▶ **Records**
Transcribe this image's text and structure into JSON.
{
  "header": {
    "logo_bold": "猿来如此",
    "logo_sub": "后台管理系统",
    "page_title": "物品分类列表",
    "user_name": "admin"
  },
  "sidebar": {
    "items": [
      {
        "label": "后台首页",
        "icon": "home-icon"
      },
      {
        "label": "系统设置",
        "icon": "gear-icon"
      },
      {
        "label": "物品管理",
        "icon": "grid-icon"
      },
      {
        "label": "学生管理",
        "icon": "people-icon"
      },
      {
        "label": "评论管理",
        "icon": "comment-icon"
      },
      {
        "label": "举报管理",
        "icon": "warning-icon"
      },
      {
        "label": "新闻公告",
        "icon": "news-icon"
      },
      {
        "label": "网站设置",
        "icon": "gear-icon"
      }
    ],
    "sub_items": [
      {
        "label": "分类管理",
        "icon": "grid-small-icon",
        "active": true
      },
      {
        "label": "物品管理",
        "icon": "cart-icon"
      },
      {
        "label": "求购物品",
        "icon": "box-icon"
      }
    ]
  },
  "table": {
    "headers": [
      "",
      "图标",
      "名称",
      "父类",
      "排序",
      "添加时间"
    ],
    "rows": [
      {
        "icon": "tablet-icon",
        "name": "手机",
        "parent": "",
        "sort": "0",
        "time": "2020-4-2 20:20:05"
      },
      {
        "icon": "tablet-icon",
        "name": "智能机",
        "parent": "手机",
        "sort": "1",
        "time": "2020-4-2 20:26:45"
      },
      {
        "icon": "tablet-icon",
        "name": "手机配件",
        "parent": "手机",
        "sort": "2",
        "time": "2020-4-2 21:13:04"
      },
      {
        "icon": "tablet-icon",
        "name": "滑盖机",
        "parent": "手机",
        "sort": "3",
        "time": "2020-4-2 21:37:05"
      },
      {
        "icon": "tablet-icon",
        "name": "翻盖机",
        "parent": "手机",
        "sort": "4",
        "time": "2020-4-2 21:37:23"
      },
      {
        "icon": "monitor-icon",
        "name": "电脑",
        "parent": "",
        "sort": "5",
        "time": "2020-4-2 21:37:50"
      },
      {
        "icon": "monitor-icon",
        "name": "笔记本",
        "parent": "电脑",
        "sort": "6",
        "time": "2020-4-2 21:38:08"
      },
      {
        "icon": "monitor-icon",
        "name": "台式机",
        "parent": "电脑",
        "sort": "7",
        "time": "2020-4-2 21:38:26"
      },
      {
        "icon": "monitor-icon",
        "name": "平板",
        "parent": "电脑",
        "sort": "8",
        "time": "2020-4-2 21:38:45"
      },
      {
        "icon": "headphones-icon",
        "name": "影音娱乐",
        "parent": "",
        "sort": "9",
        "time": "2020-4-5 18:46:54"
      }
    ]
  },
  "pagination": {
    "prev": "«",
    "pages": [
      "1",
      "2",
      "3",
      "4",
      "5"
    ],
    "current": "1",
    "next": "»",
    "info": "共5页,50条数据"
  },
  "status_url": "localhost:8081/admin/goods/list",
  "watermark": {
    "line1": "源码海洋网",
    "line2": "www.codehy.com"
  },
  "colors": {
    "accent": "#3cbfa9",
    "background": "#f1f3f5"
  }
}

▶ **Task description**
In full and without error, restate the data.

▶ **Written solution**
Transcribe this image's text and structure into JSON.
{
  "header": {
    "logo_bold": "猿来如此",
    "logo_sub": "后台管理系统",
    "page_title": "物品分类列表",
    "user_name": "admin"
  },
  "sidebar": {
    "items": [
      {
        "label": "后台首页",
        "icon": "home-icon"
      },
      {
        "label": "系统设置",
        "icon": "gear-icon"
      },
      {
        "label": "物品管理",
        "icon": "grid-icon"
      },
      {
        "label": "学生管理",
        "icon": "people-icon"
      },
      {
        "label": "评论管理",
        "icon": "comment-icon"
      },
      {
        "label": "举报管理",
        "icon": "warning-icon"
      },
      {
        "label": "新闻公告",
        "icon": "news-icon"
      },
      {
        "label": "网站设置",
        "icon": "gear-icon"
      }
    ],
    "sub_items": [
      {
        "label": "分类管理",
        "icon": "grid-small-icon",
        "active": true
      },
      {
        "label": "物品管理",
        "icon": "cart-icon"
      },
      {
        "label": "求购物品",
        "icon": "box-icon"
      }
    ]
  },
  "table": {
    "headers": [
      "",
      "图标",
      "名称",
      "父类",
      "排序",
      "添加时间"
    ],
    "rows": [
      {
        "icon": "tablet-icon",
        "name": "手机",
        "parent": "",
        "sort": "0",
        "time": "2020-4-2 20:20:05"
      },
      {
        "icon": "tablet-icon",
        "name": "智能机",
        "parent": "手机",
        "sort": "1",
        "time": "2020-4-2 20:26:45"
      },
      {
        "icon": "tablet-icon",
        "name": "手机配件",
        "parent": "手机",
        "sort": "2",
        "time": "2020-4-2 21:13:04"
      },
      {
        "icon": "tablet-icon",
        "name": "滑盖机",
        "parent": "手机",
        "sort": "3",
        "time": "2020-4-2 21:37:05"
      },
      {
        "icon": "tablet-icon",
        "name": "翻盖机",
        "parent": "手机",
        "sort": "4",
        "time": "2020-4-2 21:37:23"
      },
      {
        "icon": "monitor-icon",
        "name": "电脑",
        "parent": "",
        "sort": "5",
        "time": "2020-4-2 21:37:50"
      },
      {
        "icon": "monitor-icon",
        "name": "笔记本",
        "parent": "电脑",
        "sort": "6",
        "time": "2020-4-2 21:38:08"
      },
      {
        "icon": "monitor-icon",
        "name": "台式机",
        "parent": "电脑",
        "sort": "7",
        "time": "2020-4-2 21:38:26"
      },
      {
        "icon": "monitor-icon",
        "name": "平板",
        "parent": "电脑",
        "sort": "8",
        "time": "2020-4-2 21:38:45"
      },
      {
        "icon": "headphones-icon",
        "name": "影音娱乐",
        "parent": "",
        "sort": "9",
        "time": "2020-4-5 18:46:54"
      }
    ]
  },
  "pagination": {
    "prev": "«",
    "pages": [
      "1",
      "2",
      "3",
      "4",
      "5"
    ],
    "current": "1",
    "next": "»",
    "info": "共5页,50条数据"
  },
  "status_url": "localhost:8081/admin/goods/list",
  "watermark": {
    "line1": "源码海洋网",
    "line2": "www.codehy.com"
  },
  "colors": {
    "accent": "#3cbfa9",
    "background": "#f1f3f5"
  }
}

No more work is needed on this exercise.